  18. Impact of electronic health record systems on information integrity: quality and safety implications.

    PubMed

    Bowman, Sue

    2013-01-01

    While the adoption of electronic health record (EHR) systems promises a number of substantial benefits, including better care and decreased healthcare costs, serious unintended consequences from the implementation of these systems have emerged. Poor EHR system design and improper use can cause EHR-related errors that jeopardize the integrity of the information in the EHR, leading to errors that endanger patient safety or decrease the quality of care. These unintended consequences also may increase fraud and abuse and can have serious legal implications. This literature review examines the impact of unintended consequences of the use of EHR systems on the quality of care and proposed solutions to address EHR-related errors.

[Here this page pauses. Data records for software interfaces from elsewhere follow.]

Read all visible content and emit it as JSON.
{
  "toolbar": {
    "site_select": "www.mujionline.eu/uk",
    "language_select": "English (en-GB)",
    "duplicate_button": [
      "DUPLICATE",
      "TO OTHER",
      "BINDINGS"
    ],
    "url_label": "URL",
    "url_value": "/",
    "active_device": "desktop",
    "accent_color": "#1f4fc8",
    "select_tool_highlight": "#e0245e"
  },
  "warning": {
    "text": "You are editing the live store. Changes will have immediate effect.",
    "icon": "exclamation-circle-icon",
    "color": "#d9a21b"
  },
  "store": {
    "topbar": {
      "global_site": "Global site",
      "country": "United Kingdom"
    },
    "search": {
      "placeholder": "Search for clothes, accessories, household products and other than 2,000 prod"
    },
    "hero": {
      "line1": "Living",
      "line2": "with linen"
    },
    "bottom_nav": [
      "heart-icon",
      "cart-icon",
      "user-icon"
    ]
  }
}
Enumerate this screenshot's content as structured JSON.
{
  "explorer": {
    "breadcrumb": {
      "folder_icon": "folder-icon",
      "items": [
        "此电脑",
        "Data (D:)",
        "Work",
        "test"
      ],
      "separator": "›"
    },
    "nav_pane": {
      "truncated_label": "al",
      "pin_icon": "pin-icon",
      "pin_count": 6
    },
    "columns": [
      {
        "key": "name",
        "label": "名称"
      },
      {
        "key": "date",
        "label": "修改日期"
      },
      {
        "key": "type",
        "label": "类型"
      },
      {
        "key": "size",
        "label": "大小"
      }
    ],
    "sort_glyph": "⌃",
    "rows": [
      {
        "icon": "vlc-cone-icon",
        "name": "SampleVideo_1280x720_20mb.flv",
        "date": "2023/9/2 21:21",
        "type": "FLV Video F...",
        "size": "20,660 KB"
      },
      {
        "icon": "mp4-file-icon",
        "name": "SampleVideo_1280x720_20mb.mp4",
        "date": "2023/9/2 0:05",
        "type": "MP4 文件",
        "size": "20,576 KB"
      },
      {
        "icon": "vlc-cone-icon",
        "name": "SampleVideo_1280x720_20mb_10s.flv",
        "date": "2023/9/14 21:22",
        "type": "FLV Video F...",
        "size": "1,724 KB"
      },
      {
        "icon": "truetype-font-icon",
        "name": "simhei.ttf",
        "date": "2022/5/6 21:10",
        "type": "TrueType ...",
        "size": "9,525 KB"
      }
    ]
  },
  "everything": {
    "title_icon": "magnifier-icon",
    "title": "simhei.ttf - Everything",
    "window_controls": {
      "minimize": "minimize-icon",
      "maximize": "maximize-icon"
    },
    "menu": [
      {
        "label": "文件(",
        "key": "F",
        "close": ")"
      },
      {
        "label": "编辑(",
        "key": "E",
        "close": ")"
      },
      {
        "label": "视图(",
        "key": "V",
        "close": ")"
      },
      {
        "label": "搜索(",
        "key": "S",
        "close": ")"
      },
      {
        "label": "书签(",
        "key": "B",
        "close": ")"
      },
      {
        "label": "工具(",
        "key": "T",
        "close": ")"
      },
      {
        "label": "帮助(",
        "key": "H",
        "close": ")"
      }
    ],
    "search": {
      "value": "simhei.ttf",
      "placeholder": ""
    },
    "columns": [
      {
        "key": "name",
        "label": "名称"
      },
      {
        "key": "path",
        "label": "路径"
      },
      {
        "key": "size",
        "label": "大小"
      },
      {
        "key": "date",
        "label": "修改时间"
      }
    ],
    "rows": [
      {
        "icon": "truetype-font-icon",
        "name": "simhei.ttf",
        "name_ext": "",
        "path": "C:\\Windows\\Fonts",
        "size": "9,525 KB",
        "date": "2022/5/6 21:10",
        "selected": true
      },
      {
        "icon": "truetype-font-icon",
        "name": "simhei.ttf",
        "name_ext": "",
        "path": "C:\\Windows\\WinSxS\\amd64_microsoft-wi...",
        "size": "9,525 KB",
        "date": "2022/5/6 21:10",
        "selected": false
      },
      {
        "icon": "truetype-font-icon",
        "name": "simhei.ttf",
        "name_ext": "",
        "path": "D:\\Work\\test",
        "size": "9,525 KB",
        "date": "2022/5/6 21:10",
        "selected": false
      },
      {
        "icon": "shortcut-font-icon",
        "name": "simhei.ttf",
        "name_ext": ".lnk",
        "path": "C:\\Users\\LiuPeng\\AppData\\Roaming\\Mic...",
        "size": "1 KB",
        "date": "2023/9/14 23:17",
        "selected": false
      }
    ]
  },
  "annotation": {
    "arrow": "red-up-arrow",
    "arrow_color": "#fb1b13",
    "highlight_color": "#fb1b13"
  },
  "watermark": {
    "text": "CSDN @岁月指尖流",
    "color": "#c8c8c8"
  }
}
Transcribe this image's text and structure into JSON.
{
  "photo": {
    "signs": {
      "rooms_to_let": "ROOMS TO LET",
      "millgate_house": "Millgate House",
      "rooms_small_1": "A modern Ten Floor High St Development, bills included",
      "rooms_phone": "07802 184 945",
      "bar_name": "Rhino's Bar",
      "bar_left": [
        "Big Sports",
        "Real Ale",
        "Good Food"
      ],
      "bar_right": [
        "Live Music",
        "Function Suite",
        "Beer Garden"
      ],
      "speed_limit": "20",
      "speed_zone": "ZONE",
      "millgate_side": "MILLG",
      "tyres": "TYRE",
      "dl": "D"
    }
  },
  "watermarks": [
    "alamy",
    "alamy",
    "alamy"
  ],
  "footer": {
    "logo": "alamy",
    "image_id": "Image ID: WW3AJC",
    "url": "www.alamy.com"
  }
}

This analysis of the literature on EHR risks is intended to serve as an impetus for further research on the prevalence of these risks, their impact on quality and safety of patient care, and strategies for reducing them.

  19. Impact of Electronic Health Record Systems on Information Integrity: Quality and Safety Implications

    PubMed Central

    Bowman, Sue

    2013-01-01

    While the adoption of electronic health record (EHR) systems promises a number of substantial benefits, including better care and decreased healthcare costs, serious unintended consequences from the implementation of these systems have emerged. Poor EHR system design and improper use can cause EHR-related errors that jeopardize the integrity of the information in the EHR, leading to errors that endanger patient safety or decrease the quality of care. These unintended consequences also may increase fraud and abuse and can have serious legal implications. This literature review examines the impact of unintended consequences of the use of EHR systems on the quality of care and proposed solutions to address EHR-related errors. This analysis of the literature on EHR risks is intended to serve as an impetus for further research on the prevalence of these risks, their impact on quality and safety of patient care, and strategies for reducing them. PMID:24159271

  20. Quality and safety attributes of afghan raisins before and after processing

    PubMed Central

    McCoy, Stacy; Chang, Jun Won; McNamara, Kevin T; Oliver, Haley F; Deering, Amanda J

    2015-01-01

    Raisins are an important export commodity for Afghanistan; however, Afghan packers are unable to export to markets seeking high-quality products due to limited knowledge regarding their quality and safety. To evaluate this, Afghan raisin samples from pre-, semi-, and postprocessed raisins were obtained from a raisin packer in Kabul, Afghanistan. The raisins were analyzed and compared to U.S. standards for processed raisins. The samples tested did not meet U.S. industry standards for embedded sand and pieces of stem, total soluble solids, and titratable acidity. The Afghan raisins did meet or exceed U.S. Grade A standard for the number of cap-stems, percent damaged, crystallization levels, moisture content, and color. Following processing, the number of total aerobic bacteria, yeasts, molds, and total coliforms were within the acceptable limits. Although quality issues are present in the Afghan raisins, the process used to clean the raisins is suitable to maintain food safety standards. PMID:25650241